### Input material
########

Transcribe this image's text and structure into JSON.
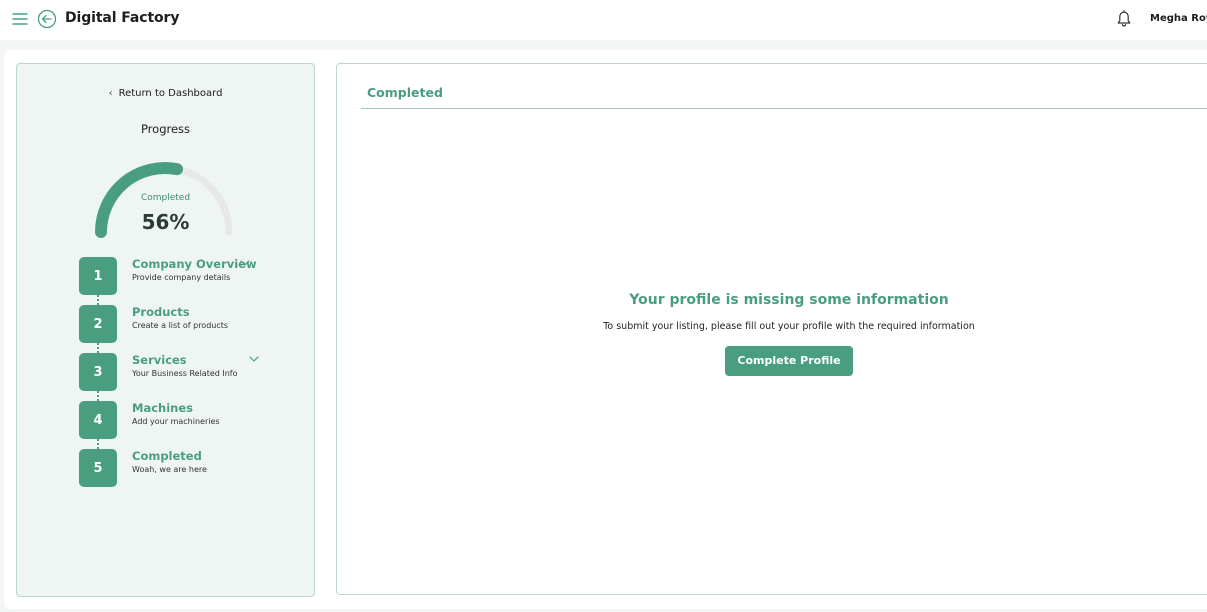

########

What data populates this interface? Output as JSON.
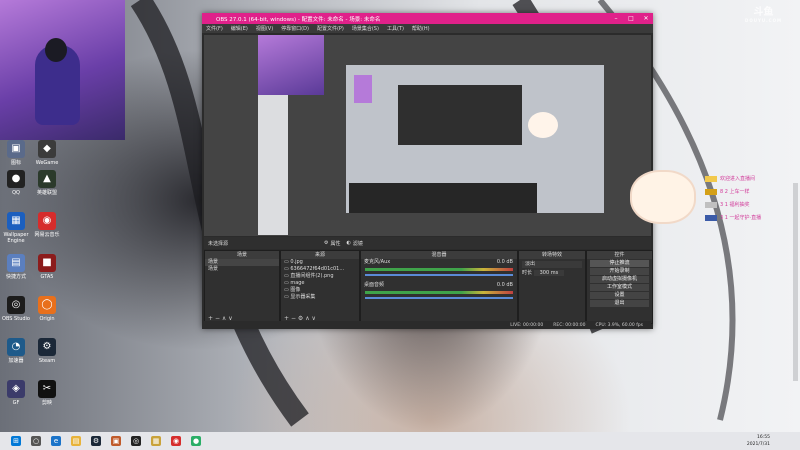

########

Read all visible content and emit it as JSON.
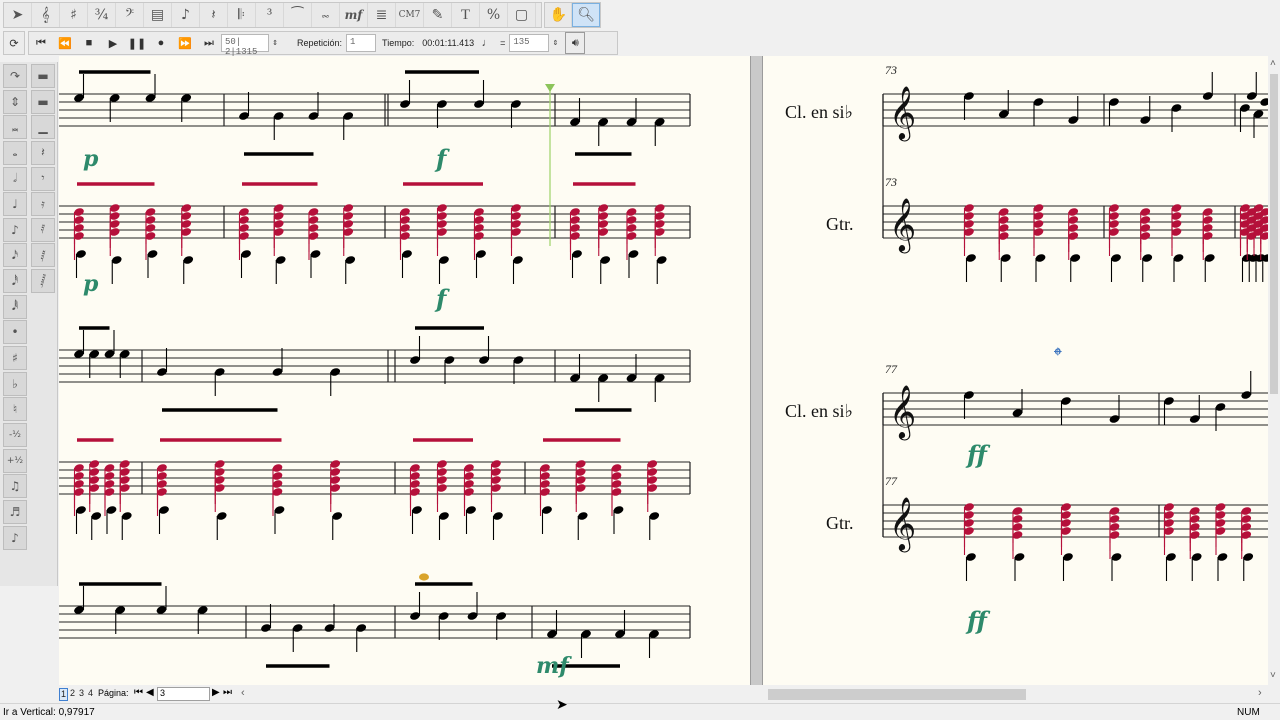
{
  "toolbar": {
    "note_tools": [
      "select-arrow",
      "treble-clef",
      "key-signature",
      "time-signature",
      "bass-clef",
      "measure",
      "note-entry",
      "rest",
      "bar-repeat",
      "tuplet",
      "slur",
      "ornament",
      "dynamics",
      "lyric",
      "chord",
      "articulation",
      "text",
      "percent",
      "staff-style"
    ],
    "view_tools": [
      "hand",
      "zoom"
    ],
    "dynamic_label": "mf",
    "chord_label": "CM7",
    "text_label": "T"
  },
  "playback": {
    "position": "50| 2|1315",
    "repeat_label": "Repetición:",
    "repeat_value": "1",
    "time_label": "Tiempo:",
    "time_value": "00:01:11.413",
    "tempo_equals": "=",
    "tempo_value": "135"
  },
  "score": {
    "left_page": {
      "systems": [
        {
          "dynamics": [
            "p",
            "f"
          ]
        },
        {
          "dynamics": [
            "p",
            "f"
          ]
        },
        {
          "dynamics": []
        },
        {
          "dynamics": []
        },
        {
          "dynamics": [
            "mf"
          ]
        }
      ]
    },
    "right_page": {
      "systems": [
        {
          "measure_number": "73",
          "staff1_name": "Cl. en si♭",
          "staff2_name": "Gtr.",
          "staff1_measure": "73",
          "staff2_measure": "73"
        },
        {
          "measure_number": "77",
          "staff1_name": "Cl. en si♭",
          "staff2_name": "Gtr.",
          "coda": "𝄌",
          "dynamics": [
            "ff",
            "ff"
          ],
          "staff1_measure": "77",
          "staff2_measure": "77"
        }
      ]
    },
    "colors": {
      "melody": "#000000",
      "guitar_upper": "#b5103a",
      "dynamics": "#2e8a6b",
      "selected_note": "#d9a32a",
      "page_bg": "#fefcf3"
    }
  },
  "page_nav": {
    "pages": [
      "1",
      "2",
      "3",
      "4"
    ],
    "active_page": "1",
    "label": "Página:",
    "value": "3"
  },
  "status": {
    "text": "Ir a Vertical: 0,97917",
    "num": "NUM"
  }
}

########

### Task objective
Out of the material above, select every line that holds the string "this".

### Reply
Transcribe this image's text and structure into JSON.
What data populates this interface? Output as JSON.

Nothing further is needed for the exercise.